*TASK TO CARRY OUT*
Across the entries below, tally every line that holds the string "Photo" and reply with the number only.

*RECORDS SHOWN*
-*-*-

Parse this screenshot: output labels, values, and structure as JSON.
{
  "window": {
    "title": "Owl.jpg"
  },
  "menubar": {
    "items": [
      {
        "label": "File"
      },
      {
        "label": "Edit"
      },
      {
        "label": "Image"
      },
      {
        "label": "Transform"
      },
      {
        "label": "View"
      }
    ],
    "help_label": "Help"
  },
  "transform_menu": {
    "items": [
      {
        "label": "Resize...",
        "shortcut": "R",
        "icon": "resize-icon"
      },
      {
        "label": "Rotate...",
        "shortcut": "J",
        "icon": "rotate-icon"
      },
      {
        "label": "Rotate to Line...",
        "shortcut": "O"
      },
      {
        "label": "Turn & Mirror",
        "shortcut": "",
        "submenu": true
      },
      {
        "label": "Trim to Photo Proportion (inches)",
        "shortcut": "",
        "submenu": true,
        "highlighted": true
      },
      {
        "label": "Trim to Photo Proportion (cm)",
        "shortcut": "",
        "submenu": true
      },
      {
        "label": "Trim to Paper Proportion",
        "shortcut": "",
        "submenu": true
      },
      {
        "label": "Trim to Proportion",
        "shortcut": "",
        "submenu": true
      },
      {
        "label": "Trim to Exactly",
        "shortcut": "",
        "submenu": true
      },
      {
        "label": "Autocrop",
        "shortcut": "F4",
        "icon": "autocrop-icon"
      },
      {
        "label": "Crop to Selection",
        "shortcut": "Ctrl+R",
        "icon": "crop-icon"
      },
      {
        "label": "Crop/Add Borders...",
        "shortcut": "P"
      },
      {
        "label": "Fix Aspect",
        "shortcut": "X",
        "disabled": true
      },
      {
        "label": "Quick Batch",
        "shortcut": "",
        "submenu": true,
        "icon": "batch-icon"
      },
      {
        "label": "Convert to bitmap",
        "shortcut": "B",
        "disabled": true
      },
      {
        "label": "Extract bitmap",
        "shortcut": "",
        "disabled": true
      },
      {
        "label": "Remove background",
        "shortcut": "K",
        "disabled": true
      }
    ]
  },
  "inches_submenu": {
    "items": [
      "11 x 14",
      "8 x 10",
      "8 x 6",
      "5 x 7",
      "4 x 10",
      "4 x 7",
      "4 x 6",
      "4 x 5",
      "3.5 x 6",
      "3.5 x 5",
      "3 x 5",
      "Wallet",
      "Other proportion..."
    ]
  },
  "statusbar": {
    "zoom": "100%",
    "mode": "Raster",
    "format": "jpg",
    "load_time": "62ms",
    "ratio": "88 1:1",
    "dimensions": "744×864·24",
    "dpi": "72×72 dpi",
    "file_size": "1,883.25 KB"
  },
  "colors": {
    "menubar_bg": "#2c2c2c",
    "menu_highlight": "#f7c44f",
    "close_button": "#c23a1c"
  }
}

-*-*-

*RESPONSE TO THE EXERCISE*
2